Exercise aim
Repeat the records below exactly as they appear, leaving out any pictures.

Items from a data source
# # # #

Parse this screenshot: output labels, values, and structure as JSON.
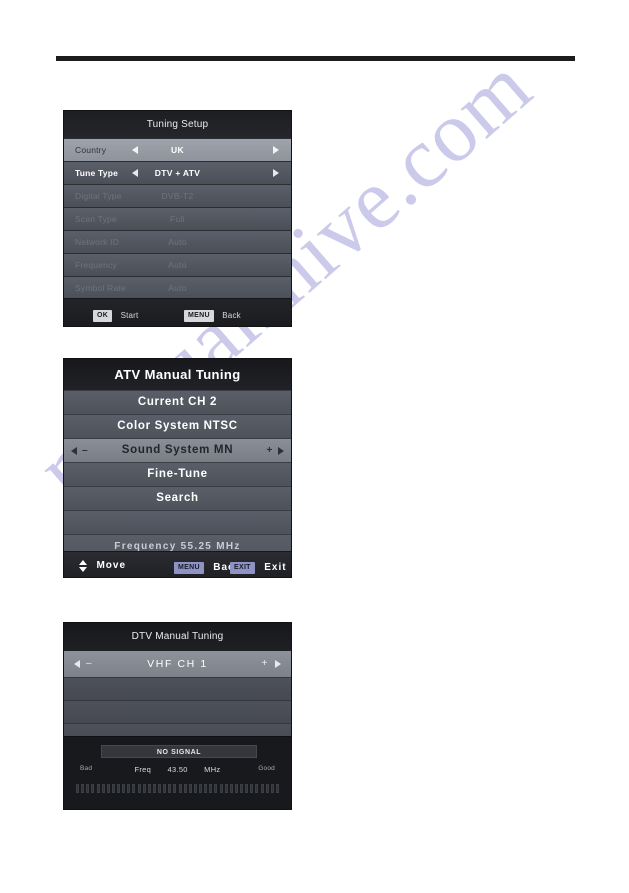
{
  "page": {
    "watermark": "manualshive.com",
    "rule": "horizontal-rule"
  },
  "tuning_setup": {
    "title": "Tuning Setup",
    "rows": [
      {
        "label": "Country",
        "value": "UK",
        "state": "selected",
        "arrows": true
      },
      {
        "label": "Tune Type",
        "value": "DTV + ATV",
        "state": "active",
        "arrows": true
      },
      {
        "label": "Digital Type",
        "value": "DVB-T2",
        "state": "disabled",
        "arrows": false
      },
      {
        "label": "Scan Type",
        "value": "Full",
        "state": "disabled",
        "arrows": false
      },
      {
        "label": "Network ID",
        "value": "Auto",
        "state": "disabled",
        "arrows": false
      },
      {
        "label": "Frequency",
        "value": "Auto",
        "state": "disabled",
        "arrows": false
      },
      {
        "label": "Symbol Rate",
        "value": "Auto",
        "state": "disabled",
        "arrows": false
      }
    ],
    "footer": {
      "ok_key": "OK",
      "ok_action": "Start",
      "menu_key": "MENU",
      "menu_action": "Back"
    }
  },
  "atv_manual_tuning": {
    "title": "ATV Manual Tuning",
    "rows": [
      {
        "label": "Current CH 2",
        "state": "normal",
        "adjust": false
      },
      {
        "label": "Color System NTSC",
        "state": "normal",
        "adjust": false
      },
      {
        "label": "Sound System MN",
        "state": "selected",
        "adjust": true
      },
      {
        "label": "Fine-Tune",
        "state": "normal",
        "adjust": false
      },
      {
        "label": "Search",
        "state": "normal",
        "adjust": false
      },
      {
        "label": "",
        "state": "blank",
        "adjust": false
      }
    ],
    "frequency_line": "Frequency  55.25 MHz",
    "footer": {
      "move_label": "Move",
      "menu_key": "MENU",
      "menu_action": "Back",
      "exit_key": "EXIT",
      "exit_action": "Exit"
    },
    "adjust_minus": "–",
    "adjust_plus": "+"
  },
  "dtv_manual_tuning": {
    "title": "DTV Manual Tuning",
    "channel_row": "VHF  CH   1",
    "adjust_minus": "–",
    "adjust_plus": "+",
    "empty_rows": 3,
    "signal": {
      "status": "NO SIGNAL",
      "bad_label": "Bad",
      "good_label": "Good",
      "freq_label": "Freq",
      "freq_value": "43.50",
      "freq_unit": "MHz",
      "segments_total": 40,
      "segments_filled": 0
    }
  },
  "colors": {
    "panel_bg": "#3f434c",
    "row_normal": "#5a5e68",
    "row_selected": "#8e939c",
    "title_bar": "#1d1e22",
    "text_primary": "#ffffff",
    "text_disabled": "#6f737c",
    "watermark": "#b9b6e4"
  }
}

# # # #

Response to the exercise
Parse this screenshot: output labels, values, and structure as JSON.
{
  "page": {
    "watermark": "manualshive.com",
    "rule": "horizontal-rule"
  },
  "tuning_setup": {
    "title": "Tuning Setup",
    "rows": [
      {
        "label": "Country",
        "value": "UK",
        "state": "selected",
        "arrows": true
      },
      {
        "label": "Tune Type",
        "value": "DTV + ATV",
        "state": "active",
        "arrows": true
      },
      {
        "label": "Digital Type",
        "value": "DVB-T2",
        "state": "disabled",
        "arrows": false
      },
      {
        "label": "Scan Type",
        "value": "Full",
        "state": "disabled",
        "arrows": false
      },
      {
        "label": "Network ID",
        "value": "Auto",
        "state": "disabled",
        "arrows": false
      },
      {
        "label": "Frequency",
        "value": "Auto",
        "state": "disabled",
        "arrows": false
      },
      {
        "label": "Symbol Rate",
        "value": "Auto",
        "state": "disabled",
        "arrows": false
      }
    ],
    "footer": {
      "ok_key": "OK",
      "ok_action": "Start",
      "menu_key": "MENU",
      "menu_action": "Back"
    }
  },
  "atv_manual_tuning": {
    "title": "ATV Manual Tuning",
    "rows": [
      {
        "label": "Current CH 2",
        "state": "normal",
        "adjust": false
      },
      {
        "label": "Color System NTSC",
        "state": "normal",
        "adjust": false
      },
      {
        "label": "Sound System MN",
        "state": "selected",
        "adjust": true
      },
      {
        "label": "Fine-Tune",
        "state": "normal",
        "adjust": false
      },
      {
        "label": "Search",
        "state": "normal",
        "adjust": false
      },
      {
        "label": "",
        "state": "blank",
        "adjust": false
      }
    ],
    "frequency_line": "Frequency  55.25 MHz",
    "footer": {
      "move_label": "Move",
      "menu_key": "MENU",
      "menu_action": "Back",
      "exit_key": "EXIT",
      "exit_action": "Exit"
    },
    "adjust_minus": "–",
    "adjust_plus": "+"
  },
  "dtv_manual_tuning": {
    "title": "DTV Manual Tuning",
    "channel_row": "VHF  CH   1",
    "adjust_minus": "–",
    "adjust_plus": "+",
    "empty_rows": 3,
    "signal": {
      "status": "NO SIGNAL",
      "bad_label": "Bad",
      "good_label": "Good",
      "freq_label": "Freq",
      "freq_value": "43.50",
      "freq_unit": "MHz",
      "segments_total": 40,
      "segments_filled": 0
    }
  },
  "colors": {
    "panel_bg": "#3f434c",
    "row_normal": "#5a5e68",
    "row_selected": "#8e939c",
    "title_bar": "#1d1e22",
    "text_primary": "#ffffff",
    "text_disabled": "#6f737c",
    "watermark": "#b9b6e4"
  }
}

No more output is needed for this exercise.